• [WHAT YOU HAVE TO DO]: Copy down all of the data underneath, exactly as shown.

··· MATERIAL SUPPLIED

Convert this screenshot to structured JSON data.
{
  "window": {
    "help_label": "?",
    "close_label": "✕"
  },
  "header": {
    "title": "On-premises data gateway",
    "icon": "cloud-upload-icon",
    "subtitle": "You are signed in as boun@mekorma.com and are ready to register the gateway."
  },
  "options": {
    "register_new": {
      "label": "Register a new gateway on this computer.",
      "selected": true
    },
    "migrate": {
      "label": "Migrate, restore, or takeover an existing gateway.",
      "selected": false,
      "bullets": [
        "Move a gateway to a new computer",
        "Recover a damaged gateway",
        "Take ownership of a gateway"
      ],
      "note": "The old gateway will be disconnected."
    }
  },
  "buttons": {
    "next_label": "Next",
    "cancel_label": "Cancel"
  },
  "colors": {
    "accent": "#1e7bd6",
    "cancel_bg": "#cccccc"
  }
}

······

• [SOLUTION FOR THIS PROBLEM]:
Convert this screenshot to structured JSON data.
{
  "window": {
    "help_label": "?",
    "close_label": "✕"
  },
  "header": {
    "title": "On-premises data gateway",
    "icon": "cloud-upload-icon",
    "subtitle": "You are signed in as boun@mekorma.com and are ready to register the gateway."
  },
  "options": {
    "register_new": {
      "label": "Register a new gateway on this computer.",
      "selected": true
    },
    "migrate": {
      "label": "Migrate, restore, or takeover an existing gateway.",
      "selected": false,
      "bullets": [
        "Move a gateway to a new computer",
        "Recover a damaged gateway",
        "Take ownership of a gateway"
      ],
      "note": "The old gateway will be disconnected."
    }
  },
  "buttons": {
    "next_label": "Next",
    "cancel_label": "Cancel"
  },
  "colors": {
    "accent": "#1e7bd6",
    "cancel_bg": "#cccccc"
  }
}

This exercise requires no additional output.